Q: The reports point to the urgent need to mitigate and adapt due to the reality of climate change. What actions should countries and food companies take?
SV: There are a wide variety of options that can both help smallholders adapt to climate change as well as reduce emissions – reducing waste, restoring degraded lands, feeding livestock better diets to reduce the amount of emissions per kg of meat and milk, for example.
Q: What are the consequences of the rise in temperatures and the reduction in rainfall periods?
PT: Rising temperatures and changing rainfall amounts and patterns will inevitably change the nature of growing seasons in some places and will also change the suitability of different places for different crops.
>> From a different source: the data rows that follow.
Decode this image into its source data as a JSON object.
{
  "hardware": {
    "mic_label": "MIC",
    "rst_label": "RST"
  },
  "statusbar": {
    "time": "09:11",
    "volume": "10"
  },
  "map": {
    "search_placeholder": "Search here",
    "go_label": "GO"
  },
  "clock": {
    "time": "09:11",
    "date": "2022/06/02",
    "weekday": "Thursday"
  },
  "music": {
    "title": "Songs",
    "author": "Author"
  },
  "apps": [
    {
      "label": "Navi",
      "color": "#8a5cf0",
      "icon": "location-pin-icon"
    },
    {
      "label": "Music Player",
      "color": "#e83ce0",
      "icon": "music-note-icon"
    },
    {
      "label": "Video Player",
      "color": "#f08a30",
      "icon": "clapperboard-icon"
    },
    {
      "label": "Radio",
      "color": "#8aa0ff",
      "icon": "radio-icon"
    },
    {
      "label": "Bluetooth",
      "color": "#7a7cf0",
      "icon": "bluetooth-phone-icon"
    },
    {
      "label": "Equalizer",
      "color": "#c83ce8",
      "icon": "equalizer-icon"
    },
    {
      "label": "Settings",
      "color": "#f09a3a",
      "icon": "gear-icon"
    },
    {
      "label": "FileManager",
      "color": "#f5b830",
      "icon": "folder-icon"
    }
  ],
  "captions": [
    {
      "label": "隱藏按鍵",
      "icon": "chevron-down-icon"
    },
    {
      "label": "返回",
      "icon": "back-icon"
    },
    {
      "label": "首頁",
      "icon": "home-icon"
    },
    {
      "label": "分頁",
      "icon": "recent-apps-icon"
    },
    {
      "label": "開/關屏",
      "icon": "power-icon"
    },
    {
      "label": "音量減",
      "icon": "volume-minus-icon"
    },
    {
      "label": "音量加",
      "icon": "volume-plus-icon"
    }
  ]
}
In such cases, it may be that there are different varieties that can be used that are more heat-tolerant; perhaps the areas of production can be shifted to more suitable areas (e.g. shifting potato cultivation to higher elevations where it is cooler).
Regarding pests and diseases, it is certain that the prevalence and distribution of these will change, and in some cases will become increasingly important.
Q: What are the changes we may see in our diets?
PT: Climate change impacts on agricultural production may bring about substantial changes in the relative costs of different sources of calories and proteins. In developed countries, we may want to consider ways of reducing the over-consumption of certain types of food and reducing waste, because such things can help cut emissions.
In developing countries, research and development organisations may want to start thinking about ways to help smallholders grow and utilise new crops that they currently have no or only limited experience with. The issue here is to help provide smallholders with options to diversify their diets where this is appropriate.
Q: The reports say farmers around the world, especially smallholders in developing countries, should have access to the latest technology and science. Is climate-smart agriculture possible?
PT: Smallholders have enormous experience of farming, but the pace of change means that many of them are having to operate in very unfamiliar conditions. In such cases, proven technology and good science can surely help enhance food security and livelihoods – this may involve the use of new varieties that are drought-tolerant, or helping farmers to use seasonal weather forecasts to adapt their management practices to the current season. But yes, to help them towards an intelligent and resilient agriculture.
Q: How will these global changes affect different parts of the world?
PT: Several studies show that large areas of sub-Saharan Africa and parts of South Asia and South-East Asia may be particularly vulnerable to the effects of climate change.
Q: Is it true that growing crops is about to become even more unpredictable at a global level?
PT: The climate during the rest of this century is very likely to become more variable (more droughts, more floods, more extreme events), and as a result, agricultural production may well become more variable, particularly in developing countries in rain-fed situations. This is one reason why it is so important to enhance smallholders’ resilience and ability to adapt.
Q: The CCAFS reports predict a catastrophic scenario in the near future. How can we deal with this?
PT: My take would be: it doesn’t have to be like this – if we sit and do nothing, the future does indeed look bad, particularly for those who are in fact least to blame for the emissions trajectory we are currently on. But what I take from these two publications is that there are many practical things that we can do to reduce emissions and to help smallholders adapt. We need action at all levels – local, national, regional and global.